Assigned task: Set down every entry below exactly as it stands.

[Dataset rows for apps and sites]
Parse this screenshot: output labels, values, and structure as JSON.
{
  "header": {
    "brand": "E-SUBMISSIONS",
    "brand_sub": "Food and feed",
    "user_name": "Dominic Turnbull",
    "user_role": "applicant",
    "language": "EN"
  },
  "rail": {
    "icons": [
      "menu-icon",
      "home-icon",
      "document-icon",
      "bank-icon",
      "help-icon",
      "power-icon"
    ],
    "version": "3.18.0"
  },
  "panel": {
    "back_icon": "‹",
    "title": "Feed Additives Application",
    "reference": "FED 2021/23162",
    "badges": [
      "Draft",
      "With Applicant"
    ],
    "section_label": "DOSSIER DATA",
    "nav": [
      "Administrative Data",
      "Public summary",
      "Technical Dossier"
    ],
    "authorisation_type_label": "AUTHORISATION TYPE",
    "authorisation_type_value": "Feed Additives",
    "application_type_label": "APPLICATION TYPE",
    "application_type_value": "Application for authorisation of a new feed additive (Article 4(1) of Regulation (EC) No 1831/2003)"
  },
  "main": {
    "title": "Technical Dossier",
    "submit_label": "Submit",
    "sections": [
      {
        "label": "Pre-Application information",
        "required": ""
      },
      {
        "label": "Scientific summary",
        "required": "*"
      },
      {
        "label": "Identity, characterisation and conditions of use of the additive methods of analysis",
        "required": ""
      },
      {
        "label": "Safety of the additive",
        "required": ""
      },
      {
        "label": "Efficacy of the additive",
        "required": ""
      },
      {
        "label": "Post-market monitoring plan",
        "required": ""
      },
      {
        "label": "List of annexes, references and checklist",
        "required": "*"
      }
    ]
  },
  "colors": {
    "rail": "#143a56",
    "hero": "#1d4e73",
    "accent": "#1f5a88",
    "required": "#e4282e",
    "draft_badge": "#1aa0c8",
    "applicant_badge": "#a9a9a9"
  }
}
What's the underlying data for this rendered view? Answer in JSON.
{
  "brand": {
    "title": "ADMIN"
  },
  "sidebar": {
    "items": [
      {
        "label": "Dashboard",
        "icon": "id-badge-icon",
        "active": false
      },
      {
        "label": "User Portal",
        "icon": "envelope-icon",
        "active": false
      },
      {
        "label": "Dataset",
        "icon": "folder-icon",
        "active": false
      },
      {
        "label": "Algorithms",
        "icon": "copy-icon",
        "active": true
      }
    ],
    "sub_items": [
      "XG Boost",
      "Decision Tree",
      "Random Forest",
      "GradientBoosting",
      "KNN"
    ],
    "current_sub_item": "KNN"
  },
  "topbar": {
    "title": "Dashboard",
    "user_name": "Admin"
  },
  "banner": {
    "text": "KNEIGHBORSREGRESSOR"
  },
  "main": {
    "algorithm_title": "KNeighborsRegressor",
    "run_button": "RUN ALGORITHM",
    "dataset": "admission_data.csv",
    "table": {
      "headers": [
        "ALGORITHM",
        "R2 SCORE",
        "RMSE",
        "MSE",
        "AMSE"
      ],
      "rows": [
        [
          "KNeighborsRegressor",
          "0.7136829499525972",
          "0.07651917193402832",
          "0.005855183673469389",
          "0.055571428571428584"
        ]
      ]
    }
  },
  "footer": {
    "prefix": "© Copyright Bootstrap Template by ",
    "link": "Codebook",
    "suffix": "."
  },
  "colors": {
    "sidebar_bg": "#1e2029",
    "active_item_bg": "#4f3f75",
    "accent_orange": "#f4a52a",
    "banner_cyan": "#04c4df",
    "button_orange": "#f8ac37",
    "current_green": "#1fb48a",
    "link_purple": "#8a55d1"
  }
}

Problem solution:
Parse this screenshot: output labels, values, and structure as JSON.
{
  "header": {
    "brand": "E-SUBMISSIONS",
    "brand_sub": "Food and feed",
    "user_name": "Dominic Turnbull",
    "user_role": "applicant",
    "language": "EN"
  },
  "rail": {
    "icons": [
      "menu-icon",
      "home-icon",
      "document-icon",
      "bank-icon",
      "help-icon",
      "power-icon"
    ],
    "version": "3.18.0"
  },
  "panel": {
    "back_icon": "‹",
    "title": "Feed Additives Application",
    "reference": "FED 2021/23162",
    "badges": [
      "Draft",
      "With Applicant"
    ],
    "section_label": "DOSSIER DATA",
    "nav": [
      "Administrative Data",
      "Public summary",
      "Technical Dossier"
    ],
    "authorisation_type_label": "AUTHORISATION TYPE",
    "authorisation_type_value": "Feed Additives",
    "application_type_label": "APPLICATION TYPE",
    "application_type_value": "Application for authorisation of a new feed additive (Article 4(1) of Regulation (EC) No 1831/2003)"
  },
  "main": {
    "title": "Technical Dossier",
    "submit_label": "Submit",
    "sections": [
      {
        "label": "Pre-Application information",
        "required": ""
      },
      {
        "label": "Scientific summary",
        "required": "*"
      },
      {
        "label": "Identity, characterisation and conditions of use of the additive methods of analysis",
        "required": ""
      },
      {
        "label": "Safety of the additive",
        "required": ""
      },
      {
        "label": "Efficacy of the additive",
        "required": ""
      },
      {
        "label": "Post-market monitoring plan",
        "required": ""
      },
      {
        "label": "List of annexes, references and checklist",
        "required": "*"
      }
    ]
  },
  "colors": {
    "rail": "#143a56",
    "hero": "#1d4e73",
    "accent": "#1f5a88",
    "required": "#e4282e",
    "draft_badge": "#1aa0c8",
    "applicant_badge": "#a9a9a9"
  }
}
What's the underlying data for this rendered view? Answer in JSON.
{
  "brand": {
    "title": "ADMIN"
  },
  "sidebar": {
    "items": [
      {
        "label": "Dashboard",
        "icon": "id-badge-icon",
        "active": false
      },
      {
        "label": "User Portal",
        "icon": "envelope-icon",
        "active": false
      },
      {
        "label": "Dataset",
        "icon": "folder-icon",
        "active": false
      },
      {
        "label": "Algorithms",
        "icon": "copy-icon",
        "active": true
      }
    ],
    "sub_items": [
      "XG Boost",
      "Decision Tree",
      "Random Forest",
      "GradientBoosting",
      "KNN"
    ],
    "current_sub_item": "KNN"
  },
  "topbar": {
    "title": "Dashboard",
    "user_name": "Admin"
  },
  "banner": {
    "text": "KNEIGHBORSREGRESSOR"
  },
  "main": {
    "algorithm_title": "KNeighborsRegressor",
    "run_button": "RUN ALGORITHM",
    "dataset": "admission_data.csv",
    "table": {
      "headers": [
        "ALGORITHM",
        "R2 SCORE",
        "RMSE",
        "MSE",
        "AMSE"
      ],
      "rows": [
        [
          "KNeighborsRegressor",
          "0.7136829499525972",
          "0.07651917193402832",
          "0.005855183673469389",
          "0.055571428571428584"
        ]
      ]
    }
  },
  "footer": {
    "prefix": "© Copyright Bootstrap Template by ",
    "link": "Codebook",
    "suffix": "."
  },
  "colors": {
    "sidebar_bg": "#1e2029",
    "active_item_bg": "#4f3f75",
    "accent_orange": "#f4a52a",
    "banner_cyan": "#04c4df",
    "button_orange": "#f8ac37",
    "current_green": "#1fb48a",
    "link_purple": "#8a55d1"
  }
}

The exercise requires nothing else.